* What to do: Check each line of the records below and collect those that include the word "energy".

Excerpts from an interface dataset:

---

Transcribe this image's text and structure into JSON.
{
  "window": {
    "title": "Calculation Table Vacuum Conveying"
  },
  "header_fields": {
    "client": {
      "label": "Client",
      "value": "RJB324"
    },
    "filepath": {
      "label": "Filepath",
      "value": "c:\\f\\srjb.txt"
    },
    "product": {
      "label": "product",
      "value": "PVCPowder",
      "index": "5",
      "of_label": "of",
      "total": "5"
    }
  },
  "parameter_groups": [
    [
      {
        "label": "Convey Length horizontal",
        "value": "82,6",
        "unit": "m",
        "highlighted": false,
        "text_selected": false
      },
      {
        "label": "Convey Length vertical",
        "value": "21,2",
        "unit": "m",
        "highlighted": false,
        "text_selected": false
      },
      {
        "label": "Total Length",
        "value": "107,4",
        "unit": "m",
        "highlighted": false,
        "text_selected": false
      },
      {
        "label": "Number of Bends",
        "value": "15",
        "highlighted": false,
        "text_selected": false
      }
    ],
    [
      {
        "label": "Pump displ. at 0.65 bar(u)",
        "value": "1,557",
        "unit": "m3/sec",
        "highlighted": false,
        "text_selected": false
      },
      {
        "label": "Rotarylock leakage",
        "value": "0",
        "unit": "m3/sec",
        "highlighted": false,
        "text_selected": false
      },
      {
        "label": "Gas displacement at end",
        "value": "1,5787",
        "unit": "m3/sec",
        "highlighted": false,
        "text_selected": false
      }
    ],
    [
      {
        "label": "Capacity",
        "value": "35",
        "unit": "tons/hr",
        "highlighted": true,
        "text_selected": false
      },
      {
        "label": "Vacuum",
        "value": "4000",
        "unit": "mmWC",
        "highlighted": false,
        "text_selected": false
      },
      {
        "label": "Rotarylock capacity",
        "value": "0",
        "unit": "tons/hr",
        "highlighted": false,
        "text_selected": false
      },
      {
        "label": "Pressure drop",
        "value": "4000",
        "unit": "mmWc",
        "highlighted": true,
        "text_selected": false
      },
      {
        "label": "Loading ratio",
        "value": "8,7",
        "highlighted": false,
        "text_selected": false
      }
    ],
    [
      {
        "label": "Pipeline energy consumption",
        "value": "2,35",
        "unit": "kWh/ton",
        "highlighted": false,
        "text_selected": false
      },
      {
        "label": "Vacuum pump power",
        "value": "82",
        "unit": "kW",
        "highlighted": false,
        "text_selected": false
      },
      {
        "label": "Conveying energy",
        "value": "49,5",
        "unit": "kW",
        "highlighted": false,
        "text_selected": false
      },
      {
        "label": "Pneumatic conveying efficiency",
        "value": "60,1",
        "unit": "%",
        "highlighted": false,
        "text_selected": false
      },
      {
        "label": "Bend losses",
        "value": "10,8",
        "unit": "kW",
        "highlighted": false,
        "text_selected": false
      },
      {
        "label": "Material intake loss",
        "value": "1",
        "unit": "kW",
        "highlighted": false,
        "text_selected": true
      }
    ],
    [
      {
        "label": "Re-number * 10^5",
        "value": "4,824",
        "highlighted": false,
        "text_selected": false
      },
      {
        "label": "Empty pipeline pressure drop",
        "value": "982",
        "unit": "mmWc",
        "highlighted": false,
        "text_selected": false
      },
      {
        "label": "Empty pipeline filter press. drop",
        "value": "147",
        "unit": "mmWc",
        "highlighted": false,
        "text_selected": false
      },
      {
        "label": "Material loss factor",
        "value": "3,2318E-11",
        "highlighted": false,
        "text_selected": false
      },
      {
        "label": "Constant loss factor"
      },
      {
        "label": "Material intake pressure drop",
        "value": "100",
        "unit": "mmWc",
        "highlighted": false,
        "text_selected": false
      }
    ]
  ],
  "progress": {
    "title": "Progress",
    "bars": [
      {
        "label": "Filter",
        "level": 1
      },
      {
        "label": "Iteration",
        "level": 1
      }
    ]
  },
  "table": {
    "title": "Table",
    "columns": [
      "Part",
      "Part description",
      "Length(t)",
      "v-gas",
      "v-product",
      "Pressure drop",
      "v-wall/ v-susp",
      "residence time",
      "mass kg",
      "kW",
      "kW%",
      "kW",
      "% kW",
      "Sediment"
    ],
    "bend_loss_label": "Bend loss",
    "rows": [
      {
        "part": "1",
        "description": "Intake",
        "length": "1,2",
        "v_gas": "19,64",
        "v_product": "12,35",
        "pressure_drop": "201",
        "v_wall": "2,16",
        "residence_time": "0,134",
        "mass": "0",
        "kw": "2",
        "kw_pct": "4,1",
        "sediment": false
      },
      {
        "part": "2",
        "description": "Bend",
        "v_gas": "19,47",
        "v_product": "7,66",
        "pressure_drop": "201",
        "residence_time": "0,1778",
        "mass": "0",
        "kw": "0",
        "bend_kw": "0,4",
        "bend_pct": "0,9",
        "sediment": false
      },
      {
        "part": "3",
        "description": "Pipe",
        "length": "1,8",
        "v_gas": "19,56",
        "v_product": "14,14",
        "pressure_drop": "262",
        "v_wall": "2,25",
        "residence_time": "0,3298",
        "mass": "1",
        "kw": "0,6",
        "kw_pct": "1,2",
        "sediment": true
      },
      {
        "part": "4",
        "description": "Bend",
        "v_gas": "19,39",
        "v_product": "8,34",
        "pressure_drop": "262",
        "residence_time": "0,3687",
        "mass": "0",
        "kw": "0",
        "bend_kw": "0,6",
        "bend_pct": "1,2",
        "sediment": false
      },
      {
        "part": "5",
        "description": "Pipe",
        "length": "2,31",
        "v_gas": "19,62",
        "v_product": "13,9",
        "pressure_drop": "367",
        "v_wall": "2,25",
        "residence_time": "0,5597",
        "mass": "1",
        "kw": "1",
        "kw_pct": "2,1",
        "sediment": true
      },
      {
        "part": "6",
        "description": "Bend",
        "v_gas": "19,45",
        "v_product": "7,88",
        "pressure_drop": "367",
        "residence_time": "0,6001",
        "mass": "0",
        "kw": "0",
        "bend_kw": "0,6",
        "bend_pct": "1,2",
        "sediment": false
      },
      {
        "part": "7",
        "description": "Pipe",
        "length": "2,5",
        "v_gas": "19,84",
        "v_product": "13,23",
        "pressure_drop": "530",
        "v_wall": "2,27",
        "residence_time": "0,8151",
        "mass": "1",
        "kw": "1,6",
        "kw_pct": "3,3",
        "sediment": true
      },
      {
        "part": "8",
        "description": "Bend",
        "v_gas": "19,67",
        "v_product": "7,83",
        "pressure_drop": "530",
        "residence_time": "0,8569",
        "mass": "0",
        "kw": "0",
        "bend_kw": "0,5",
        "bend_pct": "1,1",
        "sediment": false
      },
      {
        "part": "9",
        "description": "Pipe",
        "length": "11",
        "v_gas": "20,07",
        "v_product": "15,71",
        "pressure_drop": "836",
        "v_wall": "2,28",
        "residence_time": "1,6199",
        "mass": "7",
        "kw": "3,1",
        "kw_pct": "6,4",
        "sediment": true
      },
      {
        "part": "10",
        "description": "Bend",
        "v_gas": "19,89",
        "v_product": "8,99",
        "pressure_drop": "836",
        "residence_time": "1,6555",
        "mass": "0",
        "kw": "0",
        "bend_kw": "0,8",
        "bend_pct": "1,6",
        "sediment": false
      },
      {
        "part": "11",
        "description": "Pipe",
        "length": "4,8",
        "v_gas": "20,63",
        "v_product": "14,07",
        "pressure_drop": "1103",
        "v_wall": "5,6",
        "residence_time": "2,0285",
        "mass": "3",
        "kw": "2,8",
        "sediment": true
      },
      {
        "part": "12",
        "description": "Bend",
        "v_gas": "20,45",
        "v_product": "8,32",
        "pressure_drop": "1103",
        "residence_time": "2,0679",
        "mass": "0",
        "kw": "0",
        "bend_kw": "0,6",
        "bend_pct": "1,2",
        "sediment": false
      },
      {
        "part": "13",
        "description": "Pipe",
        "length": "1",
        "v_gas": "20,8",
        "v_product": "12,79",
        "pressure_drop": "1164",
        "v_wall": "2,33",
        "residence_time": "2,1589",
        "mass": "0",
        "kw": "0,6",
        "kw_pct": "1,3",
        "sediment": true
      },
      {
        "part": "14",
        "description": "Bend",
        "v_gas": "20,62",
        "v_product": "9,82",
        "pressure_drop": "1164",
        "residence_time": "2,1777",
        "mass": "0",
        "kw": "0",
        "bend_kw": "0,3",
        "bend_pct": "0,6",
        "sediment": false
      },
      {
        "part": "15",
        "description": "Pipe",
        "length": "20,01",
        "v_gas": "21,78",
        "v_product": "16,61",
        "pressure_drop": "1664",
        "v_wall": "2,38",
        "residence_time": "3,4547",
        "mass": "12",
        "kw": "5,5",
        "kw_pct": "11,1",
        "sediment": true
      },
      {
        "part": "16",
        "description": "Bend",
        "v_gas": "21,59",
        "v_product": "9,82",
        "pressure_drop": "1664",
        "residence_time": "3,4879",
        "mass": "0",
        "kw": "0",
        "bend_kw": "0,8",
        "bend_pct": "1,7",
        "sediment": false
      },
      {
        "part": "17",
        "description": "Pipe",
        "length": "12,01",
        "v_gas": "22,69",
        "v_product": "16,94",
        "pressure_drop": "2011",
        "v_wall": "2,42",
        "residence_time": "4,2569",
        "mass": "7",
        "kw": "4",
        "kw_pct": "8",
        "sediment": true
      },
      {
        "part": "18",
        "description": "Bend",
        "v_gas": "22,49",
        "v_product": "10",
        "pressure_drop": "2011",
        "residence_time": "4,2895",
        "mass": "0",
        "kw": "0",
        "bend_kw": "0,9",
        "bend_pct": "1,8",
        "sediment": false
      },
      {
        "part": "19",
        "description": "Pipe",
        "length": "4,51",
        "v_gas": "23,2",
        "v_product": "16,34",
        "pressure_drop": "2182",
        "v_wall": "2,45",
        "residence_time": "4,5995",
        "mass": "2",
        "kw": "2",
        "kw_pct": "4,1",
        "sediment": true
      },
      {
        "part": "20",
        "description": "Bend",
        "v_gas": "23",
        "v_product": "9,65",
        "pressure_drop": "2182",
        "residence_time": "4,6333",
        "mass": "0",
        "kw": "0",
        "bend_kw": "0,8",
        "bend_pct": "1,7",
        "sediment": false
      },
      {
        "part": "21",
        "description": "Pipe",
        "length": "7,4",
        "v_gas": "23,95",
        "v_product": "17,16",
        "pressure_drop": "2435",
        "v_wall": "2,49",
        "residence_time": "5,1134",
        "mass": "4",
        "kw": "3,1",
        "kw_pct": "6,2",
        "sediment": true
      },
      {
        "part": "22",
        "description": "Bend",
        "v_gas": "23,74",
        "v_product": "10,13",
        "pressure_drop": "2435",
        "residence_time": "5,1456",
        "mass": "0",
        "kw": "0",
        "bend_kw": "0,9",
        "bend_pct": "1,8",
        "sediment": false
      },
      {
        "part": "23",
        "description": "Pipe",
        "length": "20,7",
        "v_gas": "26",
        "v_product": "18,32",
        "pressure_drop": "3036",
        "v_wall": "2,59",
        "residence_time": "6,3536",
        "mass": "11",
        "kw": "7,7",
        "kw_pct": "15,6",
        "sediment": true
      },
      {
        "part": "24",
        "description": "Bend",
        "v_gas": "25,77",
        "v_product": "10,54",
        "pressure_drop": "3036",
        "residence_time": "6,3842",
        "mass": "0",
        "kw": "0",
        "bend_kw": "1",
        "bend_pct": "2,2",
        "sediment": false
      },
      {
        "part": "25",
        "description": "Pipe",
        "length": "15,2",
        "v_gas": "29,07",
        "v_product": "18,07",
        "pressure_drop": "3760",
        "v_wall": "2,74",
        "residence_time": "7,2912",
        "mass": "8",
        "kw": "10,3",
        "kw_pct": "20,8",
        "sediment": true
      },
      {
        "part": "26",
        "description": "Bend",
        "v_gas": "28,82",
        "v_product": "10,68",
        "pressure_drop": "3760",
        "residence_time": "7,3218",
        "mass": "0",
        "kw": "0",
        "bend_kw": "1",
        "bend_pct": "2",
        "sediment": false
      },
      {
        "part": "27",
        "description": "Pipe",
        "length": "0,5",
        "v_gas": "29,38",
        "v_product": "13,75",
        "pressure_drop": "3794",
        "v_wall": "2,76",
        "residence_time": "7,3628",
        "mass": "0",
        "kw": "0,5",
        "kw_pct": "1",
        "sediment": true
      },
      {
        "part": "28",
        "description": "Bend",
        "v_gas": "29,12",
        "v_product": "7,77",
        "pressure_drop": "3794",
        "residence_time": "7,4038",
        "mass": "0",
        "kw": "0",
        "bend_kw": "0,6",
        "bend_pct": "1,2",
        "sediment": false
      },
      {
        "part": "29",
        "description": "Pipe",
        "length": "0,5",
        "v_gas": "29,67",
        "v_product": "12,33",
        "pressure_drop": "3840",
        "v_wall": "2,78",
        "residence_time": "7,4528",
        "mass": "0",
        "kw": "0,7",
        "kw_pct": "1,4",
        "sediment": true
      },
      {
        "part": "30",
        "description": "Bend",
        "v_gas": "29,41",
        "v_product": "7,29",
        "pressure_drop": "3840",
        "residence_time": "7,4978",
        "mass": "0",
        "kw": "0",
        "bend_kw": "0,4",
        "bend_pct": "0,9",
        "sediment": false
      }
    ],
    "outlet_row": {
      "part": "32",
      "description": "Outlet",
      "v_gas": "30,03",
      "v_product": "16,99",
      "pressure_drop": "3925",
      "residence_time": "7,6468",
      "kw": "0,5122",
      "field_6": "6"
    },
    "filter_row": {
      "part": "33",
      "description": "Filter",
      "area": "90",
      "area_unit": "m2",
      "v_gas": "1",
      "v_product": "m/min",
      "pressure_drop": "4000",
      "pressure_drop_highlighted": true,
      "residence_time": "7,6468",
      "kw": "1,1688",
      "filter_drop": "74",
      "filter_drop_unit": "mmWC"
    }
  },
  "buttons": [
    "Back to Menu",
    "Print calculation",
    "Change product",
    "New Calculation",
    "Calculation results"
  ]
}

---

* Completed exercise:
        "label": "Pipeline energy consumption",
        "label": "Conveying energy",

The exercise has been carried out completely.